The collection notes for Chloe’s FW 2013/2014 presentation read as follows: “Night buses, independent spirit, bare legs, dorm rooms, bike sheds, flirting, cold nights, tough girls.” Creative Director Clare Waight Keller translated these key words into a preppy, yet feminine collection featuring the house’s greatest hits. Although it was the same staid stuff of season’s past (which to be fair probably sells like hotcakes) there was a random lederhosen/pinafore moment that is not likely to be a best seller. Our pick for the season: the knitwear stood out in a collection that was otherwise (and somewhat bizarrely) quite summery.
With a collection inspired by ancient temples in India and Nepal.
We’re halfway through Paris Fashion Week and feeling a little weary, so thank God for the Kenzo presentation that took place earlier this morning — one of the liveliest shows of the week. Staged at La Samaritaine (an empty building that used to be one of the finest department stores in Paris) guests were presented with a colourful and energetic collection of clothing with pop art prints, gold jacquard weaves and printed lamé.
Taking inspiration from the ancient temples around India, Nepal and China, this collection encompassed the brand’s reoccurring East meets West influences. The graphic wrap skirts, raglan sleeve bomber jackets, and coats with wide temple sleeves brought to mind the silhouettes of Asian warriors, albeit modern-day ones that live in the trendiest postcodes of New York, London and Paris.Karlie Kloss, Lindsey Wixson and Hanne Gaby all walked in the show, and Jessica Alba (representing in new season Kenzo and doing a fine job at it) was sitting front row, along with Robyn, The Misshapes’ Leigh Lezark, and New York-based DJ Vashtie.

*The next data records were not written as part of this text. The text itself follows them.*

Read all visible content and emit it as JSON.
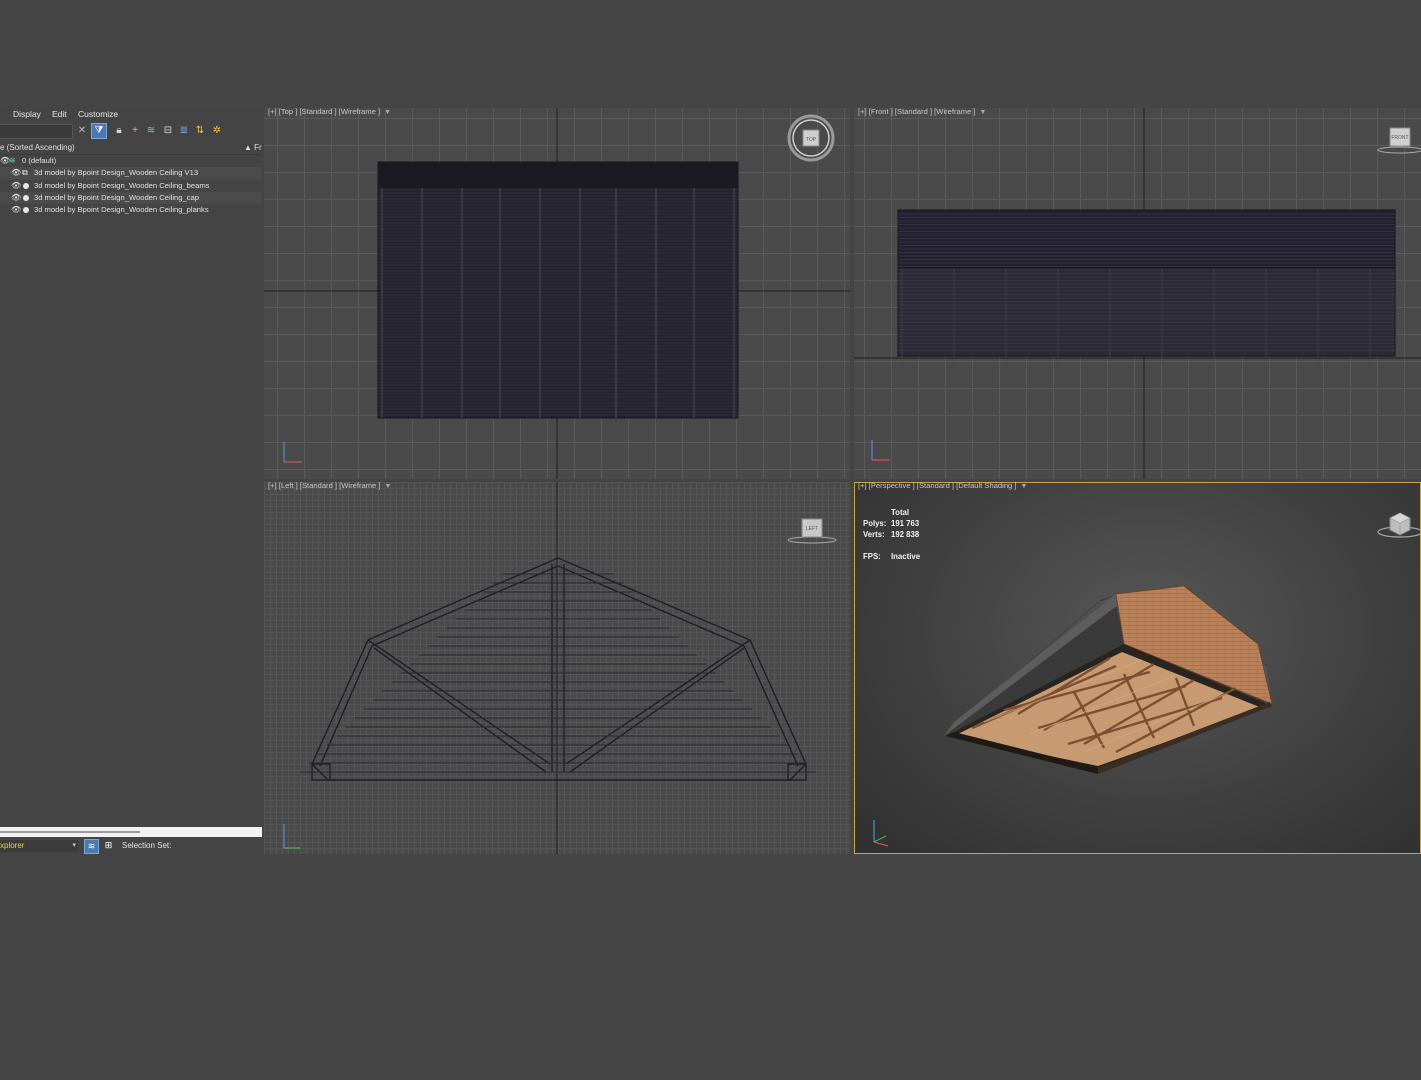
{
  "menubar": {
    "display": "Display",
    "edit": "Edit",
    "customize": "Customize"
  },
  "explorer": {
    "column_header": "e (Sorted Ascending)",
    "column_header_right": "▲ Fr",
    "layer_name": "0 (default)",
    "items": [
      {
        "label": "3d model by Bpoint Design_Wooden Ceiling V13"
      },
      {
        "label": "3d model by Bpoint Design_Wooden Ceiling_beams"
      },
      {
        "label": "3d model by Bpoint Design_Wooden Ceiling_cap"
      },
      {
        "label": "3d model by Bpoint Design_Wooden Ceiling_planks"
      }
    ],
    "footer": {
      "explorer_name": "xplorer",
      "selection_set_label": "Selection Set:"
    }
  },
  "viewports": {
    "top": {
      "label": "[+] [Top ] [Standard ] [Wireframe ]",
      "cube_label": "TOP"
    },
    "front": {
      "label": "[+] [Front ] [Standard ] [Wireframe ]",
      "cube_label": "FRONT"
    },
    "left": {
      "label": "[+] [Left ] [Standard ] [Wireframe ]",
      "cube_label": "LEFT"
    },
    "perspective": {
      "label": "[+] [Perspective ] [Standard ] [Default Shading ]",
      "stats": {
        "header": "Total",
        "polys_label": "Polys:",
        "polys_value": "191 763",
        "verts_label": "Verts:",
        "verts_value": "192 838",
        "fps_label": "FPS:",
        "fps_value": "Inactive"
      }
    }
  },
  "colors": {
    "background": "#454545",
    "grid_line": "#5b5b5b",
    "wire_dark": "#1f1d28",
    "active_viewport_border": "#c8a640",
    "toolbar_active": "#4a7ab0",
    "wood": "#b07a52"
  },
  "icons": {
    "menubar": [],
    "toolbar": [
      "clear-search-icon",
      "filter-icon",
      "lock-icon",
      "add-icon",
      "layers-icon",
      "hierarchy-icon",
      "stack-icon",
      "sort-icon",
      "settings-icon"
    ],
    "tree": [
      "eye-icon",
      "layer-icon",
      "object-icon"
    ]
  }
}
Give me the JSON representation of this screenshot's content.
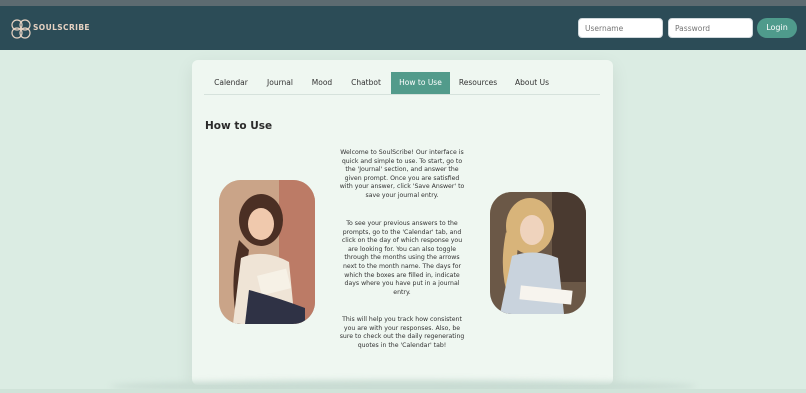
{
  "header": {
    "brand": "SOULSCRIBE",
    "username_placeholder": "Username",
    "password_placeholder": "Password",
    "login_label": "Login"
  },
  "tabs": [
    {
      "label": "Calendar"
    },
    {
      "label": "Journal"
    },
    {
      "label": "Mood"
    },
    {
      "label": "Chatbot"
    },
    {
      "label": "How to Use",
      "active": true
    },
    {
      "label": "Resources"
    },
    {
      "label": "About Us"
    }
  ],
  "page": {
    "title": "How to Use",
    "paragraphs": [
      "Welcome to SoulScribe! Our interface is quick and simple to use. To start, go to the 'Journal' section, and answer the given prompt. Once you are satisfied with your answer, click 'Save Answer' to save your journal entry.",
      "To see your previous answers to the prompts, go to the 'Calendar' tab, and click on the day of which response you are looking for. You can also toggle through the months using the arrows next to the month name. The days for which the boxes are filled in, indicate days where you have put in a journal entry.",
      "This will help you track how consistent you are with your responses. Also, be sure to check out the daily regenerating quotes in the 'Calendar' tab!"
    ]
  },
  "colors": {
    "header_bg": "#2c4c57",
    "accent": "#529b8b",
    "page_bg": "#dbece3",
    "panel_bg": "#eff7f1"
  }
}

And, in one look, Big Bird gone couture.
In an industrial side chamber of the Garage du Turenne, an old Martin Margiela haunt in the heart of the Marais, amid the metal tubes filed into cubby holes and lamps dangling from the exposed rafters, select guests perched on fold-up chairs, listening to the hum of an industrial cylinder hidden somewhere in this bomb-site of a space, evoking an experimental laboratory of sorts and, as such, making the perfect setting for the Comme des Garçons autumn/winter 2013 show.
When the models began parading slowly down the narrow concrete space left vacant in the center of the room, guests gazed on in quiet wonder at what the designer Rei Kawakubo, described backstage as being about “the infinity of tailoring.”
Designer Phoebe Philo presented a cool collection of wooly outerwear and unexpected proportions.
The view from Court Two at the Tennis Club de Paris was of ironing boards and models dressing for the Céline show on Sunday. The site has become a regular haunt for the hot label, despite its long trek from the center of Paris.
Backstage after the show, designer Phoebe Philo told The Daily Beast that the inspiration behind the brand’s fall 2013 collection came from “instinct and design.” She explained: “I used instinct to create pieces which were emotionally engaging.”
The Metropolitan Museum of Art's new costume exhibition, PUNK: Chaos to Couture, tries to pay homage to the gritty, subversive, late-1970s movement. But has punk-inspired high fashion added to its legacy-or destroyed it?
Makeup for men is on the rise—and it’s no longer a taboo. Alessandra Codinha reports.